> _TASK TO COMPLETE_
Could you return the data that follows exactly, minus the images?

Excerpts from a dataset
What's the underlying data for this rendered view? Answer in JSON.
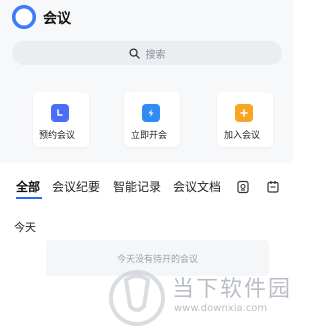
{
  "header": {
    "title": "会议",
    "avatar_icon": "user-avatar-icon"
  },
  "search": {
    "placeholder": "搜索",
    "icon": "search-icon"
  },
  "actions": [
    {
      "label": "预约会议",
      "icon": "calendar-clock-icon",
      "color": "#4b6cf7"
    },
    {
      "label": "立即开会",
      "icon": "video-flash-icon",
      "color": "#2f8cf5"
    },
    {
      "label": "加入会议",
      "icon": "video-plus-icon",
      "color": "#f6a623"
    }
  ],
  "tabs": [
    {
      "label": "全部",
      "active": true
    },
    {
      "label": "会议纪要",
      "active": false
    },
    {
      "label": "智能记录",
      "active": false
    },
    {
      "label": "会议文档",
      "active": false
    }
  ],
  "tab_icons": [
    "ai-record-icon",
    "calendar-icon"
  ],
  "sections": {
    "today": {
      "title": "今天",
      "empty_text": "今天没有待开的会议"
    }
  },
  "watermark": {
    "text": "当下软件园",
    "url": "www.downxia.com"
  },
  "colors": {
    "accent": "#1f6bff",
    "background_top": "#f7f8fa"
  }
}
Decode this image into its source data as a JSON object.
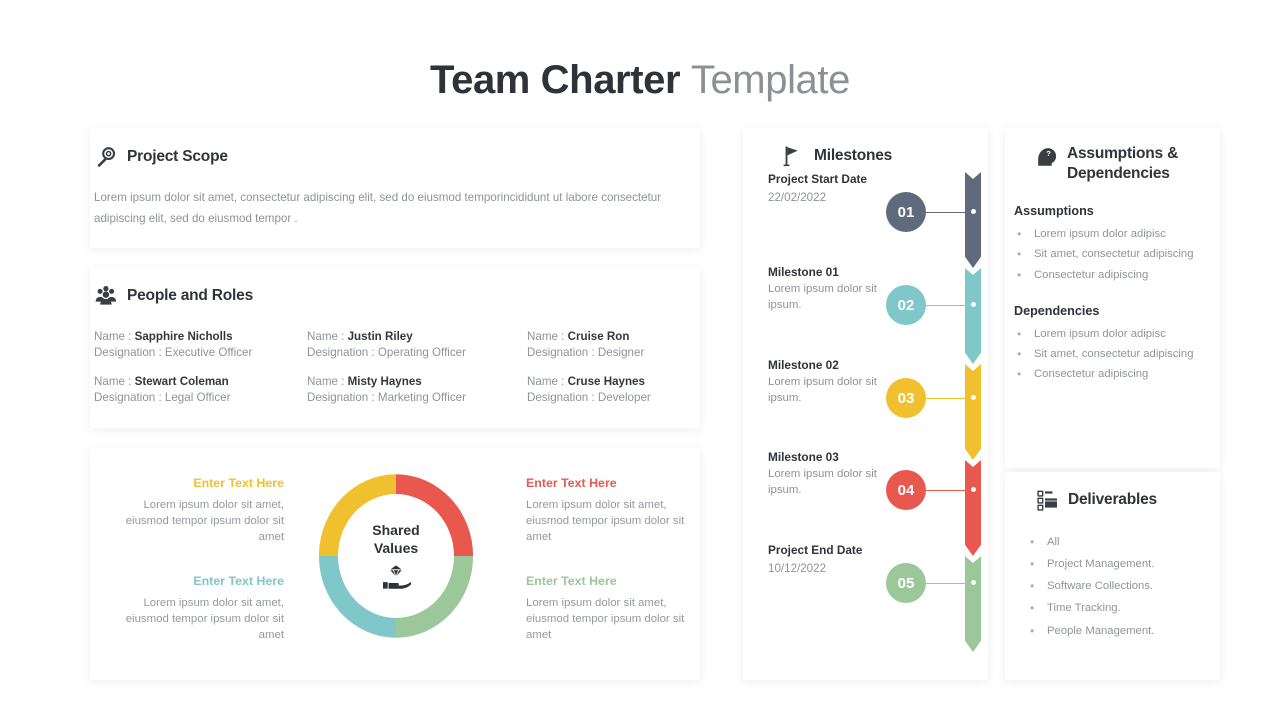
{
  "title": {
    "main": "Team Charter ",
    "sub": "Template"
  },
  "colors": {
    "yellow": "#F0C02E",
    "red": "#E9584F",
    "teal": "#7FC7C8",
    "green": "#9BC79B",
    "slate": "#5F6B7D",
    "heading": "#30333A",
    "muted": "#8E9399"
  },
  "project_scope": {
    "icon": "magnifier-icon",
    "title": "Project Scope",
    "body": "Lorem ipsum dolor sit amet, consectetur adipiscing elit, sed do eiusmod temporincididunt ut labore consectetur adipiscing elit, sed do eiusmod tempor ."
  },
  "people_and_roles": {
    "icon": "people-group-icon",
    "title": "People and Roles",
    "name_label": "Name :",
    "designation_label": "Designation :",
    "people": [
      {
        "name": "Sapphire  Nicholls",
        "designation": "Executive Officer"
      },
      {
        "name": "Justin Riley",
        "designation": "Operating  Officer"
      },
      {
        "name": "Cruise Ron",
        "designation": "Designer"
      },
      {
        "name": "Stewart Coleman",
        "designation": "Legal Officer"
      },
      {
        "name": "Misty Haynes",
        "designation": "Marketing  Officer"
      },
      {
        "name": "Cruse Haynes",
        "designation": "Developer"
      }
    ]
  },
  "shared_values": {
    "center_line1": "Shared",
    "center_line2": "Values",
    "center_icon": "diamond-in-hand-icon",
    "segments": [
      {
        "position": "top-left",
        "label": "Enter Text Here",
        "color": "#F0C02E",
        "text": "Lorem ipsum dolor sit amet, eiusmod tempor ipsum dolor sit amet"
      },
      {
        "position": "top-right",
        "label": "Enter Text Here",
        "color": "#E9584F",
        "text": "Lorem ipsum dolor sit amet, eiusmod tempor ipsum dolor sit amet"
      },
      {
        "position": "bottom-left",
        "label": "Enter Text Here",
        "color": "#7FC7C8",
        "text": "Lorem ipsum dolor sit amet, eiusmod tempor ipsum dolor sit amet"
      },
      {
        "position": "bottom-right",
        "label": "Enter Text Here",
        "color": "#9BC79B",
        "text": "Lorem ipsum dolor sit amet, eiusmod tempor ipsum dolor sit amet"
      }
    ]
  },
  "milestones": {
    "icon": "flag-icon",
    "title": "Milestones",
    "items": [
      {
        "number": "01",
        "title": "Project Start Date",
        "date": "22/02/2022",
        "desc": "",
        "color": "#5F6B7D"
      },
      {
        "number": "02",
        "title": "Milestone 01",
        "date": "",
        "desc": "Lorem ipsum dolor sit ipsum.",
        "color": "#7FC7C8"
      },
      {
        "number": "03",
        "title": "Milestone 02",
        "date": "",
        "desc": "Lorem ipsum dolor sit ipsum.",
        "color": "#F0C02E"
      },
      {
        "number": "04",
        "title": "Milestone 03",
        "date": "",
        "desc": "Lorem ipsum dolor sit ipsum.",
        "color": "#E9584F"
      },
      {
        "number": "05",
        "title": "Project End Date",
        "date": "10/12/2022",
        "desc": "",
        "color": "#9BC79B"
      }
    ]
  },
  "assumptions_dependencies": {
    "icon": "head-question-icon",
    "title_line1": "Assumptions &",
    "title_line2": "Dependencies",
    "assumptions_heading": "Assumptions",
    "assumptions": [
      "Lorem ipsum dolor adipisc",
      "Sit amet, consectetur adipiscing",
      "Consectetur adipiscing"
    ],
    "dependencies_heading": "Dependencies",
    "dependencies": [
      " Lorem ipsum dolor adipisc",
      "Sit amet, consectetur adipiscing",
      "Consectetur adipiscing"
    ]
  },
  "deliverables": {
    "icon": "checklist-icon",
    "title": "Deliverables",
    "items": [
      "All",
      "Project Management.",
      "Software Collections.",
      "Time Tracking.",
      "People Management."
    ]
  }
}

> _WRITTEN RESPONSE_
What's the underlying data for this rendered view? Answer in JSON.
{
  "header": {
    "title": "会议",
    "avatar_icon": "user-avatar-icon"
  },
  "search": {
    "placeholder": "搜索",
    "icon": "search-icon"
  },
  "actions": [
    {
      "label": "预约会议",
      "icon": "calendar-clock-icon",
      "color": "#4b6cf7"
    },
    {
      "label": "立即开会",
      "icon": "video-flash-icon",
      "color": "#2f8cf5"
    },
    {
      "label": "加入会议",
      "icon": "video-plus-icon",
      "color": "#f6a623"
    }
  ],
  "tabs": [
    {
      "label": "全部",
      "active": true
    },
    {
      "label": "会议纪要",
      "active": false
    },
    {
      "label": "智能记录",
      "active": false
    },
    {
      "label": "会议文档",
      "active": false
    }
  ],
  "tab_icons": [
    "ai-record-icon",
    "calendar-icon"
  ],
  "sections": {
    "today": {
      "title": "今天",
      "empty_text": "今天没有待开的会议"
    }
  },
  "watermark": {
    "text": "当下软件园",
    "url": "www.downxia.com"
  },
  "colors": {
    "accent": "#1f6bff",
    "background_top": "#f7f8fa"
  }
}
Decode this image into its source data as a JSON object.
{
  "title": {
    "main": "Team Charter ",
    "sub": "Template"
  },
  "colors": {
    "yellow": "#F0C02E",
    "red": "#E9584F",
    "teal": "#7FC7C8",
    "green": "#9BC79B",
    "slate": "#5F6B7D",
    "heading": "#30333A",
    "muted": "#8E9399"
  },
  "project_scope": {
    "icon": "magnifier-icon",
    "title": "Project Scope",
    "body": "Lorem ipsum dolor sit amet, consectetur adipiscing elit, sed do eiusmod temporincididunt ut labore consectetur adipiscing elit, sed do eiusmod tempor ."
  },
  "people_and_roles": {
    "icon": "people-group-icon",
    "title": "People and Roles",
    "name_label": "Name :",
    "designation_label": "Designation :",
    "people": [
      {
        "name": "Sapphire  Nicholls",
        "designation": "Executive Officer"
      },
      {
        "name": "Justin Riley",
        "designation": "Operating  Officer"
      },
      {
        "name": "Cruise Ron",
        "designation": "Designer"
      },
      {
        "name": "Stewart Coleman",
        "designation": "Legal Officer"
      },
      {
        "name": "Misty Haynes",
        "designation": "Marketing  Officer"
      },
      {
        "name": "Cruse Haynes",
        "designation": "Developer"
      }
    ]
  },
  "shared_values": {
    "center_line1": "Shared",
    "center_line2": "Values",
    "center_icon": "diamond-in-hand-icon",
    "segments": [
      {
        "position": "top-left",
        "label": "Enter Text Here",
        "color": "#F0C02E",
        "text": "Lorem ipsum dolor sit amet, eiusmod tempor ipsum dolor sit amet"
      },
      {
        "position": "top-right",
        "label": "Enter Text Here",
        "color": "#E9584F",
        "text": "Lorem ipsum dolor sit amet, eiusmod tempor ipsum dolor sit amet"
      },
      {
        "position": "bottom-left",
        "label": "Enter Text Here",
        "color": "#7FC7C8",
        "text": "Lorem ipsum dolor sit amet, eiusmod tempor ipsum dolor sit amet"
      },
      {
        "position": "bottom-right",
        "label": "Enter Text Here",
        "color": "#9BC79B",
        "text": "Lorem ipsum dolor sit amet, eiusmod tempor ipsum dolor sit amet"
      }
    ]
  },
  "milestones": {
    "icon": "flag-icon",
    "title": "Milestones",
    "items": [
      {
        "number": "01",
        "title": "Project Start Date",
        "date": "22/02/2022",
        "desc": "",
        "color": "#5F6B7D"
      },
      {
        "number": "02",
        "title": "Milestone 01",
        "date": "",
        "desc": "Lorem ipsum dolor sit ipsum.",
        "color": "#7FC7C8"
      },
      {
        "number": "03",
        "title": "Milestone 02",
        "date": "",
        "desc": "Lorem ipsum dolor sit ipsum.",
        "color": "#F0C02E"
      },
      {
        "number": "04",
        "title": "Milestone 03",
        "date": "",
        "desc": "Lorem ipsum dolor sit ipsum.",
        "color": "#E9584F"
      },
      {
        "number": "05",
        "title": "Project End Date",
        "date": "10/12/2022",
        "desc": "",
        "color": "#9BC79B"
      }
    ]
  },
  "assumptions_dependencies": {
    "icon": "head-question-icon",
    "title_line1": "Assumptions &",
    "title_line2": "Dependencies",
    "assumptions_heading": "Assumptions",
    "assumptions": [
      "Lorem ipsum dolor adipisc",
      "Sit amet, consectetur adipiscing",
      "Consectetur adipiscing"
    ],
    "dependencies_heading": "Dependencies",
    "dependencies": [
      " Lorem ipsum dolor adipisc",
      "Sit amet, consectetur adipiscing",
      "Consectetur adipiscing"
    ]
  },
  "deliverables": {
    "icon": "checklist-icon",
    "title": "Deliverables",
    "items": [
      "All",
      "Project Management.",
      "Software Collections.",
      "Time Tracking.",
      "People Management."
    ]
  }
}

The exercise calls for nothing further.